#LeanInTogether: Sheryl Sandberg’s Latest Campaign Calls on Women to Support Each Other at Work

A new video from the Together Women Can initiative—launched by Facebook COO Sheryl Sandberg as a companion campaign to her feminist book Lean In—calls on all women to stand in solidarity with one another and #LeanInTogether.

In the video, successful women share stories about the women who impacted their careers and lives, challenging the notion that women must compete against one another in order to succeed. The video and the larger Together Women Can initiative show that when women support one another, everyone benefits.

Sandberg’s book inspired women to be ambitious in their careers and gave them advice on how to overcome systemic workplace barriers related to gender and sex. From a young age, women are taught not to be ambitious, aggressive or persistent in their careers—and they’re told that they will eventually have to give up for marriage and children. Sandberg’s book candidly discussed the challenges and solutions she found to workplace sexism, including the barriers she faced through her own pregnancy, while climbing the corporate ladder. Lean In shifted the focus on workplace discrimination away from what women can’t have or achieve in their professional lives to all that they can do when they work together.

The #LeanInTogether campaign marks the next step in creating this kind of powerful transformation for career women fighting for a fair shot in the workplace. In addition to sharing stories, videos and messages of thanks to the women who have supported them, the campaign website features helpful tips and connects women to groups that put the ideals of Lean In into practice. The Together We Can initiative and the Lean In movement seek to reach the goal of lifting women up at work through monthly circles—small discussion groups in which women who work together strengthen and embolden one another. Participants choose to be Workplace Allies, Mentors, Positive Peers or Role Models for Girls.

Lena Dunham wrote for Lenny about how Sheryl Sandberg helped her “to stop thinking of myself as indebted to everyone who had ever smiled at me and to start thinking of myself as an asset.” In an interview between Dunham and Sandberg that followed, Sandberg discussed the higher standards women are held to at work in terms of always being kind and broke down the sexist notion of the “cat-fight” that rears its head when they don’t meet that ideal. She also called on leaders across sectors to be cognizant of how their interpretation of women’s behaviors at work are shaped by systemic gender bias and shift their understanding of how to overcome it:

We have to correct for the biases women face. You shouldn’t feel obligated to support a woman because she is a woman, but because you believe in her ideas and capabilities. It’s the right thing to do, and it creates a work environment that is better for everyone.

This new campaign is one more important push to shatter stereotypes that hold women back at work. You don’t need to wait until your next circle meeting to get into it, though: You can thank another woman and share your own story on Twitter or other social media sites at any time using the hashtag #LeanInTogether.

About

Maeve Barry is an editorial intern at Ms. and a student at Occidental College studying Gender Studies and Critical Theory and Social Justice.

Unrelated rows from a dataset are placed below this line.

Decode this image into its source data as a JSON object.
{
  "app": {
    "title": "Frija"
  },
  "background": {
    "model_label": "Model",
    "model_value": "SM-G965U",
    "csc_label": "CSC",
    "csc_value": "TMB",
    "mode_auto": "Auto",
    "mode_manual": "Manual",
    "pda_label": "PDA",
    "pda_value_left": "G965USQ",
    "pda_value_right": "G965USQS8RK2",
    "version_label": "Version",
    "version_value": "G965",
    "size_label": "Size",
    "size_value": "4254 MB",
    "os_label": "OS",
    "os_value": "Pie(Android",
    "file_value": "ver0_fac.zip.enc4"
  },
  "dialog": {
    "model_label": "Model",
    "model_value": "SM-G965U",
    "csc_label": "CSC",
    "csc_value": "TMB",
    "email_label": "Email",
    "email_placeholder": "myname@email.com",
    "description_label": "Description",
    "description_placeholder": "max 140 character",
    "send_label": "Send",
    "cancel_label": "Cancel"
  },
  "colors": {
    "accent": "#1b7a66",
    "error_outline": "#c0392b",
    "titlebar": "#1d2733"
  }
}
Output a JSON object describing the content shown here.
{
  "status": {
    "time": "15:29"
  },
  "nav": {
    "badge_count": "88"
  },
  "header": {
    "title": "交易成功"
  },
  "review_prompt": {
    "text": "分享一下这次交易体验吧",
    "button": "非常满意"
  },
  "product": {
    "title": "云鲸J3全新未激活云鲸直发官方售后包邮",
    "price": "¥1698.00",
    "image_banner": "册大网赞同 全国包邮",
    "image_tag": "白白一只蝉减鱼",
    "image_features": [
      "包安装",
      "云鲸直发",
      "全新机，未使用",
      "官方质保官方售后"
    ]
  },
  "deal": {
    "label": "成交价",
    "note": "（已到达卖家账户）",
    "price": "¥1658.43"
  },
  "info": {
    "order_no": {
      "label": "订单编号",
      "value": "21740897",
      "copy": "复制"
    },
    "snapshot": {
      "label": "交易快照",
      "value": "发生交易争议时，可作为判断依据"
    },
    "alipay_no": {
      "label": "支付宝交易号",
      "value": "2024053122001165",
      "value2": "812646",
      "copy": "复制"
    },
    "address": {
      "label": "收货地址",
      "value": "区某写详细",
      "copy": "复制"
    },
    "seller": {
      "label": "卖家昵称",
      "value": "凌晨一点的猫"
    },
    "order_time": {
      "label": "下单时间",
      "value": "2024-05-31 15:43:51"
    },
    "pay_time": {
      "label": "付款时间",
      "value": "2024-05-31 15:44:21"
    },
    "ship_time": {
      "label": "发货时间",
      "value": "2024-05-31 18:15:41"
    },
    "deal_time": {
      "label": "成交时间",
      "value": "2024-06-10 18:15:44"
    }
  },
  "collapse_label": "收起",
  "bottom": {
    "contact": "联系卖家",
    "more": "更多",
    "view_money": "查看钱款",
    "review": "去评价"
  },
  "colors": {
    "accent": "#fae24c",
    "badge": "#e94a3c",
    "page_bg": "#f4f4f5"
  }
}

She also co-founded a group focused on body positivity for high school girls called Clear Image. Maeve loves writing, surfing and her two dogs Buddy and Maddie.